We studied how nature designs what’s beneath our feet; from the leaves on a forest floor to the pebbles on a beach. Not only are these made up of unique individual modular pieces, but they're mobile and flexible as the components are constantly being moved around.
And it's this randomness we wanted to replicate in our carpet tiles.
Biomimicry in flooring design
You can see the influence of biomimicry in architecture and interior design. And working with Janine Benyus, biomimicry expert and President of The Biomimicry Institute, we developed flooring products inspired by nature.
We combined the ideas and characteristics of the natural world with our tufting technology to produce totally random tiles, each slightly different in pattern and colour. With no repeat pattern the tiles don’t have to be installed in the same direction, and if an individual tile or area of tiles is damaged, they can be replaced without disturbing the overall look of the floor.
Random tiles can also reduce waste, with off-cuts being used to fill in any perimeter area. This has always been possible with traditional carpet tiles, but with random products you don't have to find the correct piece of the pattern in the right size or direction.

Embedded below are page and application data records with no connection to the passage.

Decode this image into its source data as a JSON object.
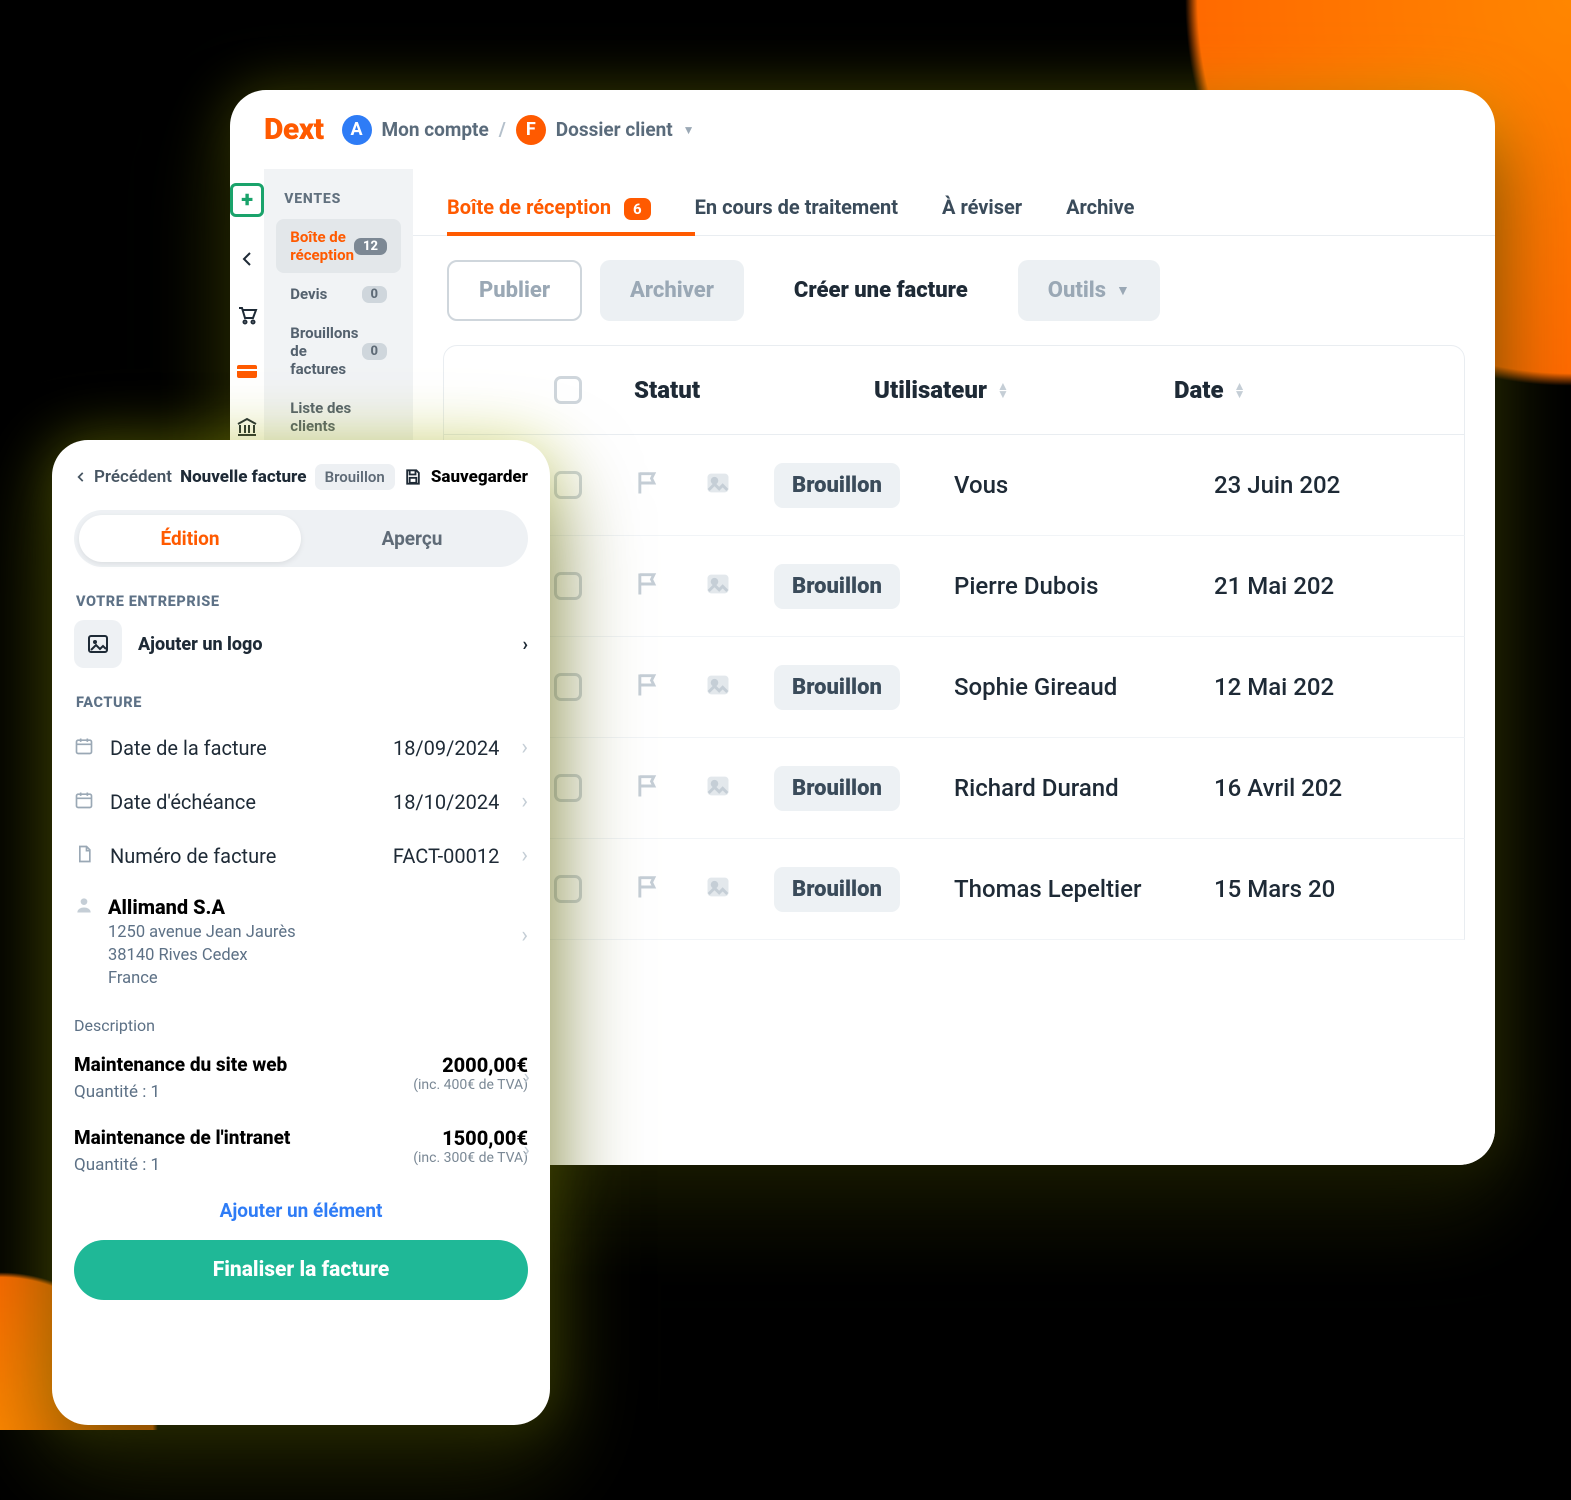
{
  "logo": "Dext",
  "crumbs": {
    "account_label": "Mon compte",
    "client_label": "Dossier client"
  },
  "sidebar": {
    "heading": "VENTES",
    "items": [
      {
        "label": "Boîte de réception",
        "count": "12"
      },
      {
        "label": "Devis",
        "count": "0"
      },
      {
        "label": "Brouillons de factures",
        "count": "0"
      },
      {
        "label": "Liste des clients"
      }
    ]
  },
  "tabs": [
    {
      "label": "Boîte de réception",
      "count": "6"
    },
    {
      "label": "En cours de traitement"
    },
    {
      "label": "À réviser"
    },
    {
      "label": "Archive"
    }
  ],
  "actions": {
    "publish": "Publier",
    "archive": "Archiver",
    "create": "Créer une facture",
    "tools": "Outils"
  },
  "table": {
    "headers": {
      "status": "Statut",
      "user": "Utilisateur",
      "date": "Date"
    },
    "rows": [
      {
        "dot": true,
        "status": "Brouillon",
        "user": "Vous",
        "date": "23 Juin 202"
      },
      {
        "dot": false,
        "status": "Brouillon",
        "user": "Pierre Dubois",
        "date": "21 Mai 202"
      },
      {
        "dot": false,
        "status": "Brouillon",
        "user": "Sophie Gireaud",
        "date": "12 Mai 202"
      },
      {
        "dot": true,
        "status": "Brouillon",
        "user": "Richard Durand",
        "date": "16 Avril 202"
      },
      {
        "dot": true,
        "status": "Brouillon",
        "user": "Thomas Lepeltier",
        "date": "15 Mars 20"
      }
    ]
  },
  "mobile": {
    "back": "Précédent",
    "title": "Nouvelle facture",
    "status_chip": "Brouillon",
    "save": "Sauvegarder",
    "seg": {
      "edit": "Édition",
      "preview": "Aperçu"
    },
    "company_heading": "VOTRE ENTREPRISE",
    "add_logo": "Ajouter un logo",
    "invoice_heading": "FACTURE",
    "fields": {
      "date_label": "Date de la facture",
      "date_value": "18/09/2024",
      "due_label": "Date d'échéance",
      "due_value": "18/10/2024",
      "num_label": "Numéro de facture",
      "num_value": "FACT-00012"
    },
    "client": {
      "name": "Allimand S.A",
      "line1": "1250 avenue Jean Jaurès",
      "line2": "38140 Rives Cedex",
      "line3": "France"
    },
    "description_label": "Description",
    "items": [
      {
        "title": "Maintenance du site web",
        "qty": "Quantité : 1",
        "amount": "2000,00€",
        "sub": "(inc. 400€ de TVA)"
      },
      {
        "title": "Maintenance de l'intranet",
        "qty": "Quantité : 1",
        "amount": "1500,00€",
        "sub": "(inc. 300€ de TVA)"
      }
    ],
    "add_item": "Ajouter un élément",
    "finalize": "Finaliser la facture"
  }
}
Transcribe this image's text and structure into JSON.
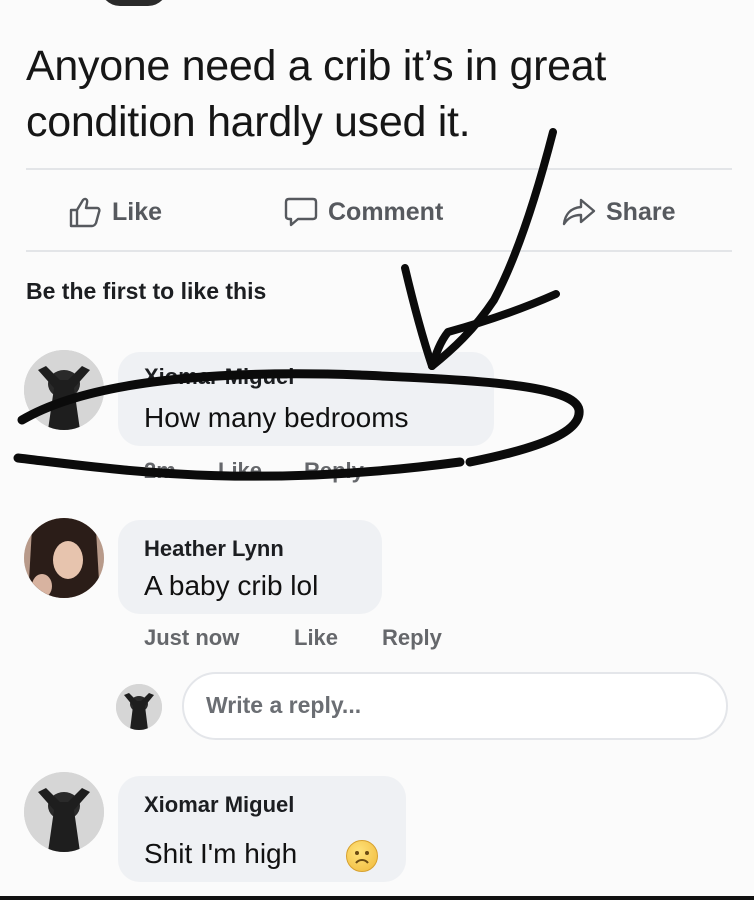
{
  "post": {
    "text": "Anyone need a crib it’s in great condition hardly used it."
  },
  "actions": {
    "like_label": "Like",
    "comment_label": "Comment",
    "share_label": "Share"
  },
  "reactions": {
    "summary": "Be the first to like this"
  },
  "comments": [
    {
      "author": "Xiomar Miguel",
      "text": "How many bedrooms",
      "time": "2m",
      "like_label": "Like",
      "reply_label": "Reply"
    },
    {
      "author": "Heather Lynn",
      "text": "A baby crib lol",
      "time": "Just now",
      "like_label": "Like",
      "reply_label": "Reply"
    },
    {
      "author": "Xiomar Miguel",
      "text": "Shit I'm high"
    }
  ],
  "reply_box": {
    "placeholder": "Write a reply..."
  },
  "icons": {
    "like": "thumbs-up-icon",
    "comment": "speech-bubble-icon",
    "share": "share-arrow-icon",
    "emoji": "sad-face-emoji-icon"
  },
  "colors": {
    "bubble": "#eff1f4",
    "meta_text": "#65676b",
    "annotation_ink": "#0b0b0b"
  }
}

Benefits of random tiles and non-directional installations:
- Increased flexibility
- Quick to install
- Less waste
- Longer life cycle
- Easy to maintain and repair
The influence of biomimicry in architecture and industrial design
Here are some examples of how biomimicry has inspired some of the everyday object we take for granted:
- A Swiss inventor noticed seed burrs hooking to his dog's coat, an observation that inspired the Velcro fastening system
- Swimmers at the 2000 Olympics wore all-in-one body suits to mimic the streamlined ability of a shark through water. The fabric copied the way a shark's skin cells adjust to allow water to flow over them
- Humans have split toes to help us balance and wearing shoes takes away the balance nature gave us. Nike developed shoes that split the toes off to help give enhanced balance and agility
- Termite mounds exist in climates between 30 and 100+ degrees, but due to the complex natural method of hot and cold air circulation and ventilation, the core remains at a constant 87 degrees. This has inspired the design of many buildings that use these tested methods to naturally heat and cool them.